Dataset rows describing interfaces
**********
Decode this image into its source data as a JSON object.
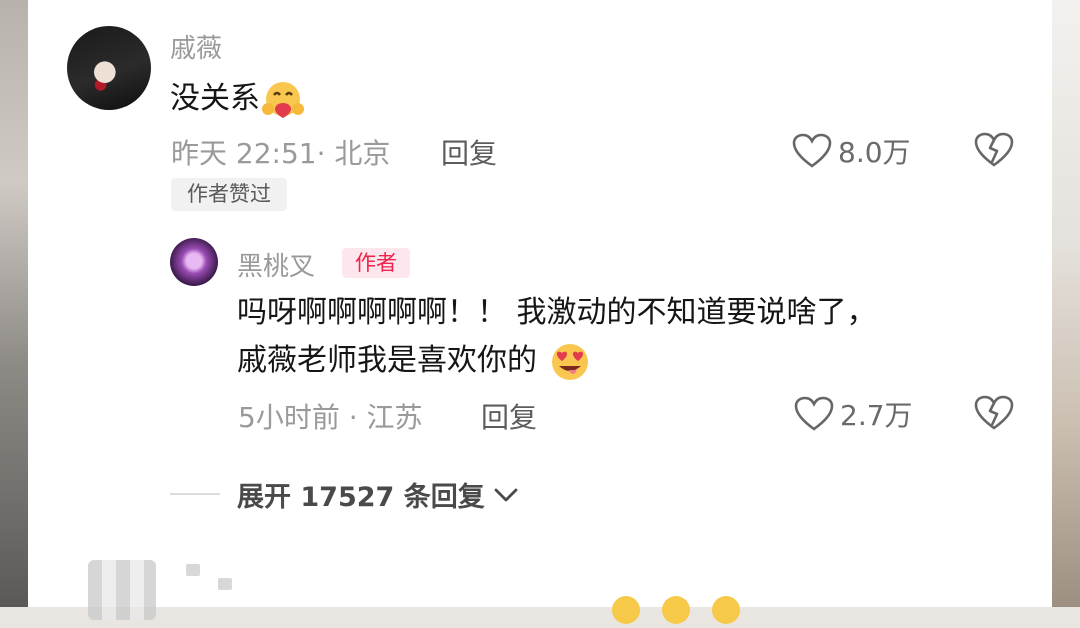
{
  "comments": [
    {
      "username": "戚薇",
      "text": "没关系",
      "emoji": "hugging-face-emoji",
      "time": "昨天 22:51",
      "location": "北京",
      "meta_sep": "· ",
      "reply_label": "回复",
      "likes": "8.0万",
      "badge": "作者赞过"
    },
    {
      "username": "黑桃叉",
      "author_badge": "作者",
      "text_line1": "吗呀啊啊啊啊啊！！ 我激动的不知道要说啥了，",
      "text_line2": "戚薇老师我是喜欢你的",
      "emoji": "heart-eyes-tongue-emoji",
      "time": "5小时前",
      "location": "江苏",
      "meta_sep": " · ",
      "reply_label": "回复",
      "likes": "2.7万"
    }
  ],
  "expand_replies": "展开 17527 条回复",
  "colors": {
    "accent": "#f0224b",
    "text": "#161616",
    "muted": "#9a9a9a"
  }
}
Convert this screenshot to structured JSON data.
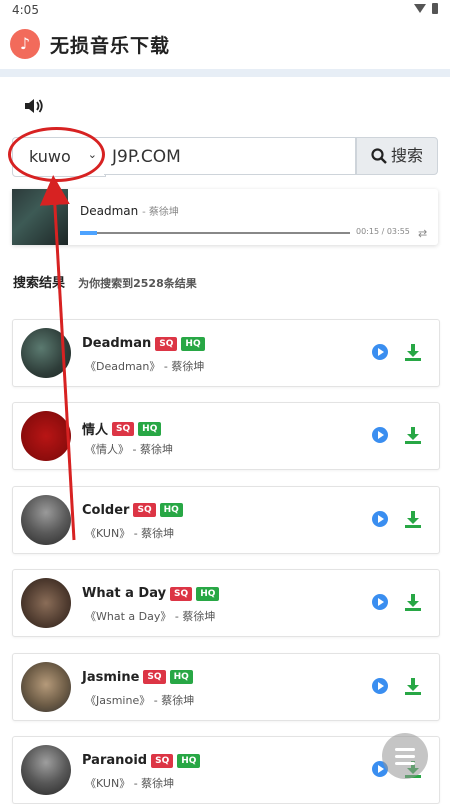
{
  "status": {
    "time": "4:05"
  },
  "app": {
    "title": "无损音乐下载",
    "logo_icon": "music-note-icon"
  },
  "search": {
    "source": "kuwo",
    "query": "J9P.COM",
    "button_label": "搜索"
  },
  "player": {
    "title": "Deadman",
    "artist": "蔡徐坤",
    "time": "00:15 / 03:55",
    "progress": 0.064
  },
  "results": {
    "title": "搜索结果",
    "count": "为你搜索到2528条结果"
  },
  "songs": [
    {
      "name": "Deadman",
      "meta": "《Deadman》 - 蔡徐坤",
      "sq": "SQ",
      "hq": "HQ"
    },
    {
      "name": "情人",
      "meta": "《情人》 - 蔡徐坤",
      "sq": "SQ",
      "hq": "HQ"
    },
    {
      "name": "Colder",
      "meta": "《KUN》 - 蔡徐坤",
      "sq": "SQ",
      "hq": "HQ"
    },
    {
      "name": "What a Day",
      "meta": "《What a Day》 - 蔡徐坤",
      "sq": "SQ",
      "hq": "HQ"
    },
    {
      "name": "Jasmine",
      "meta": "《Jasmine》 - 蔡徐坤",
      "sq": "SQ",
      "hq": "HQ"
    },
    {
      "name": "Paranoid",
      "meta": "《KUN》 - 蔡徐坤",
      "sq": "SQ",
      "hq": "HQ"
    }
  ],
  "colors": {
    "accent": "#f26b5b",
    "play": "#3a8ef0",
    "download": "#28a745",
    "sq": "#dc3545",
    "hq": "#28a745",
    "annotation": "#d72222"
  }
}
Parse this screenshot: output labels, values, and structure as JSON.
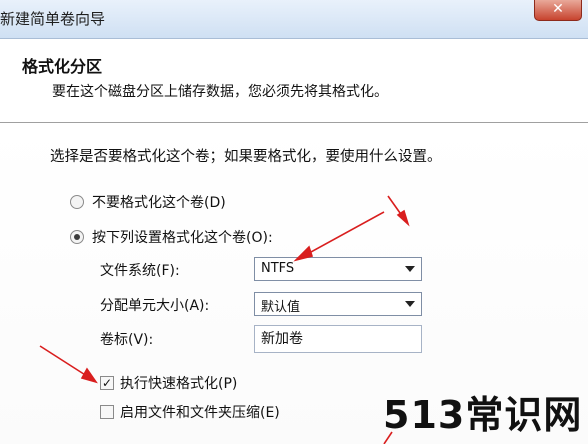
{
  "window": {
    "title": "新建简单卷向导",
    "close_glyph": "✕"
  },
  "header": {
    "title": "格式化分区",
    "subtitle": "要在这个磁盘分区上储存数据，您必须先将其格式化。"
  },
  "prompt": "选择是否要格式化这个卷；如果要格式化，要使用什么设置。",
  "options": {
    "no_format": {
      "label": "不要格式化这个卷(D)",
      "selected": false
    },
    "format": {
      "label": "按下列设置格式化这个卷(O):",
      "selected": true
    }
  },
  "fields": {
    "filesystem": {
      "label": "文件系统(F):",
      "value": "NTFS"
    },
    "allocation": {
      "label": "分配单元大小(A):",
      "value": "默认值"
    },
    "volume_label": {
      "label": "卷标(V):",
      "value": "新加卷"
    }
  },
  "checks": {
    "quick_format": {
      "label": "执行快速格式化(P)",
      "checked": true,
      "mark": "✓"
    },
    "compression": {
      "label": "启用文件和文件夹压缩(E)",
      "checked": false
    }
  },
  "watermark": "513常识网",
  "colors": {
    "arrow": "#d91e1e"
  }
}
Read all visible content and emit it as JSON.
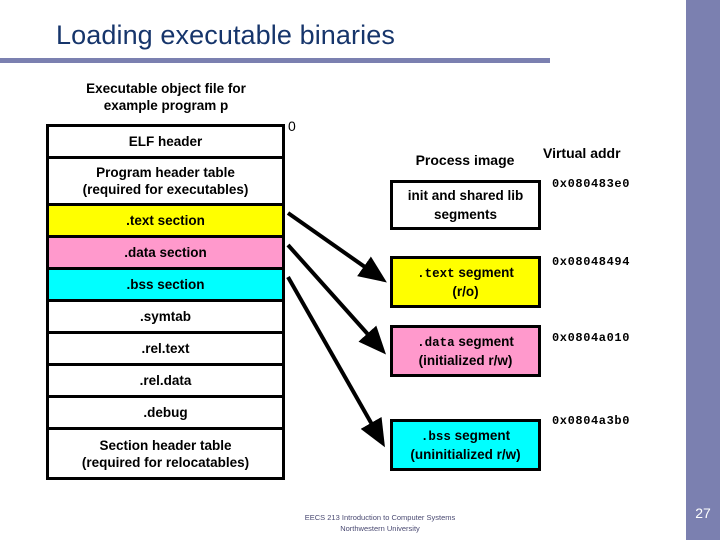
{
  "slide": {
    "title": "Loading executable binaries",
    "page_number": "27",
    "accent_color": "#7b80b0",
    "title_color": "#16356b"
  },
  "object_file": {
    "caption_line1": "Executable object file for",
    "caption_line2": "example program p",
    "offset_label": "0",
    "rows": [
      {
        "label": "ELF header",
        "label2": "",
        "fill": "#ffffff",
        "tall": false
      },
      {
        "label": "Program header table",
        "label2": "(required for executables)",
        "fill": "#ffffff",
        "tall": true
      },
      {
        "label": ".text section",
        "label2": "",
        "fill": "#ffff00",
        "tall": false
      },
      {
        "label": ".data section",
        "label2": "",
        "fill": "#ff99cc",
        "tall": false
      },
      {
        "label": ".bss section",
        "label2": "",
        "fill": "#00ffff",
        "tall": false
      },
      {
        "label": ".symtab",
        "label2": "",
        "fill": "#ffffff",
        "tall": false
      },
      {
        "label": ".rel.text",
        "label2": "",
        "fill": "#ffffff",
        "tall": false
      },
      {
        "label": ".rel.data",
        "label2": "",
        "fill": "#ffffff",
        "tall": false
      },
      {
        "label": ".debug",
        "label2": "",
        "fill": "#ffffff",
        "tall": false
      },
      {
        "label": "Section header table",
        "label2": "(required for relocatables)",
        "fill": "#ffffff",
        "tall": true
      }
    ]
  },
  "process_image": {
    "heading": "Process image",
    "vaddr_heading": "Virtual addr",
    "segments": [
      {
        "mono_part": "",
        "text_part": "init and shared lib",
        "line2": "segments",
        "fill": "#ffffff",
        "vaddr": "0x080483e0"
      },
      {
        "mono_part": ".text",
        "text_part": " segment",
        "line2": "(r/o)",
        "fill": "#ffff00",
        "vaddr": "0x08048494"
      },
      {
        "mono_part": ".data",
        "text_part": " segment",
        "line2": "(initialized r/w)",
        "fill": "#ff99cc",
        "vaddr": "0x0804a010"
      },
      {
        "mono_part": ".bss",
        "text_part": " segment",
        "line2": "(uninitialized r/w)",
        "fill": "#00ffff",
        "vaddr": "0x0804a3b0"
      }
    ]
  },
  "footer": {
    "line1": "EECS 213 Introduction to Computer Systems",
    "line2": "Northwestern University"
  }
}
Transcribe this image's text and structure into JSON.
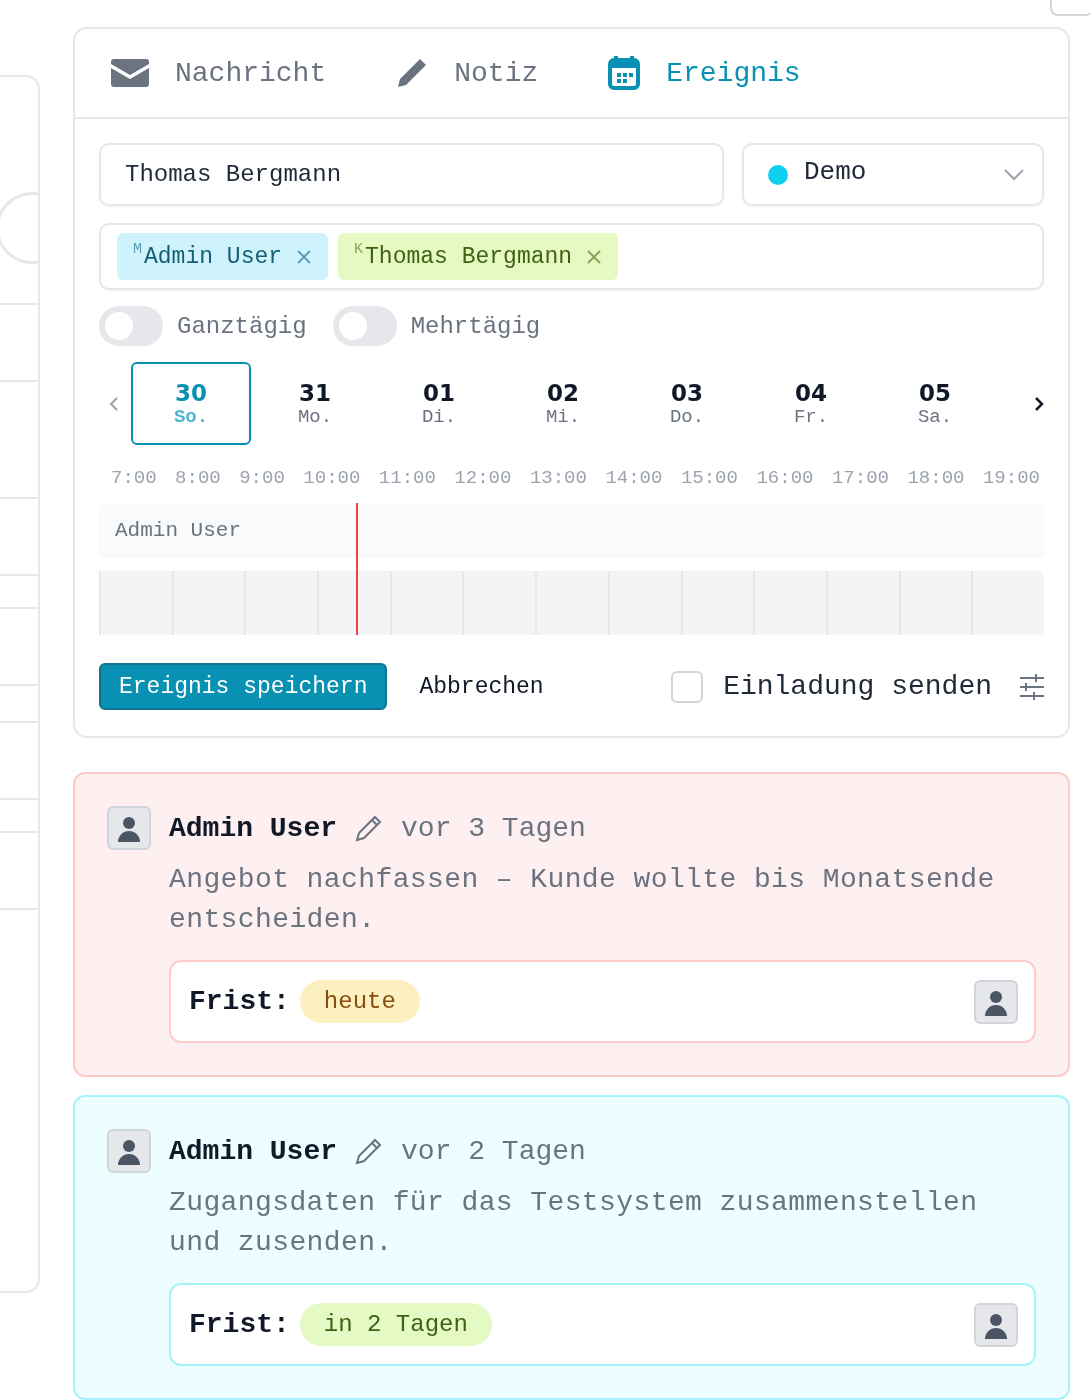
{
  "tabs": [
    {
      "label": "Nachricht",
      "kind": "mail",
      "selected": false
    },
    {
      "label": "Notiz",
      "kind": "pencil",
      "selected": false
    },
    {
      "label": "Ereignis",
      "kind": "calendar",
      "selected": true
    }
  ],
  "title_field": {
    "value": "Thomas Bergmann"
  },
  "calendar_select": {
    "value": "Demo",
    "color": "#0fd0ef"
  },
  "participants": [
    {
      "prefix": "M",
      "name": "Admin User",
      "kind": "member"
    },
    {
      "prefix": "K",
      "name": "Thomas Bergmann",
      "kind": "contact"
    }
  ],
  "toggles": [
    {
      "label": "Ganztägig",
      "on": false
    },
    {
      "label": "Mehrtägig",
      "on": false
    }
  ],
  "days": [
    {
      "number": "30",
      "weekday": "So.",
      "selected": true
    },
    {
      "number": "31",
      "weekday": "Mo.",
      "selected": false
    },
    {
      "number": "01",
      "weekday": "Di.",
      "selected": false
    },
    {
      "number": "02",
      "weekday": "Mi.",
      "selected": false
    },
    {
      "number": "03",
      "weekday": "Do.",
      "selected": false
    },
    {
      "number": "04",
      "weekday": "Fr.",
      "selected": false
    },
    {
      "number": "05",
      "weekday": "Sa.",
      "selected": false
    }
  ],
  "hours": [
    "7:00",
    "8:00",
    "9:00",
    "10:00",
    "11:00",
    "12:00",
    "13:00",
    "14:00",
    "15:00",
    "16:00",
    "17:00",
    "18:00",
    "19:00"
  ],
  "timeline": {
    "row_label": "Admin User",
    "now_marker": {
      "level": 0.272
    }
  },
  "save_button": "Ereignis speichern",
  "cancel_button": "Abbrechen",
  "invite": {
    "label": "Einladung senden",
    "checked": false
  },
  "notes": [
    {
      "kind": "overdue",
      "author": "Admin User",
      "time": "vor 3 Tagen",
      "text": "Angebot nachfassen – Kunde wollte bis Monatsende entscheiden.",
      "deadline_label": "Frist:",
      "deadline": {
        "text": "heute",
        "kind": "today"
      }
    },
    {
      "kind": "upcoming",
      "author": "Admin User",
      "time": "vor 2 Tagen",
      "text": "Zugangsdaten für das Testsystem zusammenstellen und zusenden.",
      "deadline_label": "Frist:",
      "deadline": {
        "text": "in 2 Tagen",
        "kind": "soon"
      }
    }
  ]
}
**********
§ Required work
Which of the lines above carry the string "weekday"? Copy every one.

§ Your response
      "weekday": "So.",
      "weekday": "Mo.",
      "weekday": "Di.",
      "weekday": "Mi.",
      "weekday": "Do.",
      "weekday": "Fr.",
      "weekday": "Sa.",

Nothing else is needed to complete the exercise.